*** Opening Input data ***

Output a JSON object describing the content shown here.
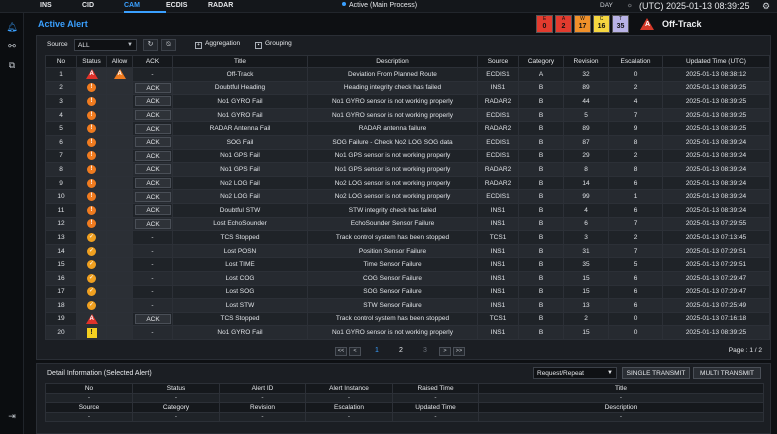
{
  "topbar": {
    "tabs": [
      {
        "label": "INS",
        "active": false
      },
      {
        "label": "CID",
        "active": false
      },
      {
        "label": "CAM",
        "active": true
      },
      {
        "label": "ECDIS",
        "active": false
      },
      {
        "label": "RADAR",
        "active": false
      }
    ],
    "process_status": "Active (Main Process)",
    "mode": "DAY",
    "clock": "(UTC) 2025-01-13 08:39:25"
  },
  "sidebar_icons": [
    "bell-icon",
    "network-icon",
    "copy-icon",
    "logout-icon"
  ],
  "page_title": "Active Alert",
  "alert_counts": [
    {
      "letter": "E",
      "count": "0",
      "color": "#e23b2e"
    },
    {
      "letter": "A",
      "count": "2",
      "color": "#e23b2e"
    },
    {
      "letter": "W",
      "count": "17",
      "color": "#f0902a"
    },
    {
      "letter": "C",
      "count": "16",
      "color": "#f5d640"
    },
    {
      "letter": "T",
      "count": "35",
      "color": "#b9b3e6"
    }
  ],
  "top_alert": {
    "label": "Off-Track",
    "symbol": "A"
  },
  "toolbar": {
    "source_label": "Source",
    "source_value": "ALL",
    "aggregation_label": "Aggregation",
    "grouping_label": "Grouping"
  },
  "columns": [
    "No",
    "Status",
    "Allow",
    "ACK",
    "Title",
    "Description",
    "Source",
    "Category",
    "Revision",
    "Escalation",
    "Updated Time (UTC)"
  ],
  "rows": [
    {
      "no": "1",
      "status": "alarm-red",
      "allow": "alarm-orange",
      "ack": "-",
      "ack_button": false,
      "title": "Off-Track",
      "desc": "Deviation From Planned Route",
      "source": "ECDIS1",
      "cat": "A",
      "rev": "32",
      "esc": "0",
      "time": "2025-01-13 08:38:12"
    },
    {
      "no": "2",
      "status": "warn",
      "allow": "",
      "ack": "ACK",
      "ack_button": true,
      "title": "Doubtful Heading",
      "desc": "Heading integrity check has failed",
      "source": "INS1",
      "cat": "B",
      "rev": "89",
      "esc": "2",
      "time": "2025-01-13 08:39:25"
    },
    {
      "no": "3",
      "status": "warn",
      "allow": "",
      "ack": "ACK",
      "ack_button": true,
      "title": "No1 GYRO Fail",
      "desc": "No1 GYRO sensor is not working properly",
      "source": "RADAR2",
      "cat": "B",
      "rev": "44",
      "esc": "4",
      "time": "2025-01-13 08:39:25"
    },
    {
      "no": "4",
      "status": "warn",
      "allow": "",
      "ack": "ACK",
      "ack_button": true,
      "title": "No1 GYRO Fail",
      "desc": "No1 GYRO sensor is not working properly",
      "source": "ECDIS1",
      "cat": "B",
      "rev": "5",
      "esc": "7",
      "time": "2025-01-13 08:39:25"
    },
    {
      "no": "5",
      "status": "warn",
      "allow": "",
      "ack": "ACK",
      "ack_button": true,
      "title": "RADAR Antenna Fail",
      "desc": "RADAR antenna failure",
      "source": "RADAR2",
      "cat": "B",
      "rev": "89",
      "esc": "9",
      "time": "2025-01-13 08:39:25"
    },
    {
      "no": "6",
      "status": "warn",
      "allow": "",
      "ack": "ACK",
      "ack_button": true,
      "title": "SOG Fail",
      "desc": "SOG Failure - Check No2 LOG SOG data",
      "source": "ECDIS1",
      "cat": "B",
      "rev": "87",
      "esc": "8",
      "time": "2025-01-13 08:39:24"
    },
    {
      "no": "7",
      "status": "warn",
      "allow": "",
      "ack": "ACK",
      "ack_button": true,
      "title": "No1 GPS Fail",
      "desc": "No1 GPS sensor is not working properly",
      "source": "ECDIS1",
      "cat": "B",
      "rev": "29",
      "esc": "2",
      "time": "2025-01-13 08:39:24"
    },
    {
      "no": "8",
      "status": "warn",
      "allow": "",
      "ack": "ACK",
      "ack_button": true,
      "title": "No1 GPS Fail",
      "desc": "No1 GPS sensor is not working properly",
      "source": "RADAR2",
      "cat": "B",
      "rev": "8",
      "esc": "8",
      "time": "2025-01-13 08:39:24"
    },
    {
      "no": "9",
      "status": "warn",
      "allow": "",
      "ack": "ACK",
      "ack_button": true,
      "title": "No2 LOG Fail",
      "desc": "No2 LOG sensor is not working properly",
      "source": "RADAR2",
      "cat": "B",
      "rev": "14",
      "esc": "6",
      "time": "2025-01-13 08:39:24"
    },
    {
      "no": "10",
      "status": "warn",
      "allow": "",
      "ack": "ACK",
      "ack_button": true,
      "title": "No2 LOG Fail",
      "desc": "No2 LOG sensor is not working properly",
      "source": "ECDIS1",
      "cat": "B",
      "rev": "99",
      "esc": "1",
      "time": "2025-01-13 08:39:24"
    },
    {
      "no": "11",
      "status": "warn",
      "allow": "",
      "ack": "ACK",
      "ack_button": true,
      "title": "Doubtful STW",
      "desc": "STW integrity check has failed",
      "source": "INS1",
      "cat": "B",
      "rev": "4",
      "esc": "6",
      "time": "2025-01-13 08:39:24"
    },
    {
      "no": "12",
      "status": "warn",
      "allow": "",
      "ack": "ACK",
      "ack_button": true,
      "title": "Lost EchoSounder",
      "desc": "EchoSounder Sensor Failure",
      "source": "INS1",
      "cat": "B",
      "rev": "6",
      "esc": "7",
      "time": "2025-01-13 07:29:55"
    },
    {
      "no": "13",
      "status": "acked",
      "allow": "",
      "ack": "-",
      "ack_button": false,
      "title": "TCS Stopped",
      "desc": "Track control system has been stopped",
      "source": "TCS1",
      "cat": "B",
      "rev": "3",
      "esc": "2",
      "time": "2025-01-13 07:13:45"
    },
    {
      "no": "14",
      "status": "acked",
      "allow": "",
      "ack": "-",
      "ack_button": false,
      "title": "Lost POSN",
      "desc": "Position Sensor Failure",
      "source": "INS1",
      "cat": "B",
      "rev": "31",
      "esc": "7",
      "time": "2025-01-13 07:29:51"
    },
    {
      "no": "15",
      "status": "acked",
      "allow": "",
      "ack": "-",
      "ack_button": false,
      "title": "Lost TIME",
      "desc": "Time Sensor Failure",
      "source": "INS1",
      "cat": "B",
      "rev": "35",
      "esc": "5",
      "time": "2025-01-13 07:29:51"
    },
    {
      "no": "16",
      "status": "acked",
      "allow": "",
      "ack": "-",
      "ack_button": false,
      "title": "Lost COG",
      "desc": "COG Sensor Failure",
      "source": "INS1",
      "cat": "B",
      "rev": "15",
      "esc": "6",
      "time": "2025-01-13 07:29:47"
    },
    {
      "no": "17",
      "status": "acked",
      "allow": "",
      "ack": "-",
      "ack_button": false,
      "title": "Lost SOG",
      "desc": "SOG Sensor Failure",
      "source": "INS1",
      "cat": "B",
      "rev": "15",
      "esc": "6",
      "time": "2025-01-13 07:29:47"
    },
    {
      "no": "18",
      "status": "acked",
      "allow": "",
      "ack": "-",
      "ack_button": false,
      "title": "Lost STW",
      "desc": "STW Sensor Failure",
      "source": "INS1",
      "cat": "B",
      "rev": "13",
      "esc": "6",
      "time": "2025-01-13 07:25:49"
    },
    {
      "no": "19",
      "status": "alarm-red",
      "allow": "",
      "ack": "ACK",
      "ack_button": true,
      "title": "TCS Stopped",
      "desc": "Track control system has been stopped",
      "source": "TCS1",
      "cat": "B",
      "rev": "2",
      "esc": "0",
      "time": "2025-01-13 07:16:18"
    },
    {
      "no": "20",
      "status": "caution",
      "allow": "",
      "ack": "-",
      "ack_button": false,
      "title": "No1 GYRO Fail",
      "desc": "No1 GYRO sensor is not working properly",
      "source": "INS1",
      "cat": "B",
      "rev": "15",
      "esc": "0",
      "time": "2025-01-13 08:39:25"
    }
  ],
  "pagination": {
    "first": "<<",
    "prev": "<",
    "next": ">",
    "last": ">>",
    "pages": [
      "1",
      "2",
      "3"
    ],
    "current": "1",
    "info": "Page : 1 / 2"
  },
  "detail": {
    "title": "Detail Information (Selected Alert)",
    "select_value": "Request/Repeat",
    "single_transmit": "SINGLE TRANSMIT",
    "multi_transmit": "MULTI TRANSMIT",
    "row1_headers": [
      "No",
      "Status",
      "Alert ID",
      "Alert Instance",
      "Raised Time",
      "Title"
    ],
    "row1_values": [
      "-",
      "-",
      "-",
      "-",
      "-",
      "-"
    ],
    "row2_headers": [
      "Source",
      "Category",
      "Revision",
      "Escalation",
      "Updated Time",
      "Description"
    ],
    "row2_values": [
      "-",
      "-",
      "-",
      "-",
      "-",
      "-"
    ]
  }
}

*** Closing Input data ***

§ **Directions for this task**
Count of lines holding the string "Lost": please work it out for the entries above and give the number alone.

§ **Problem solution**
6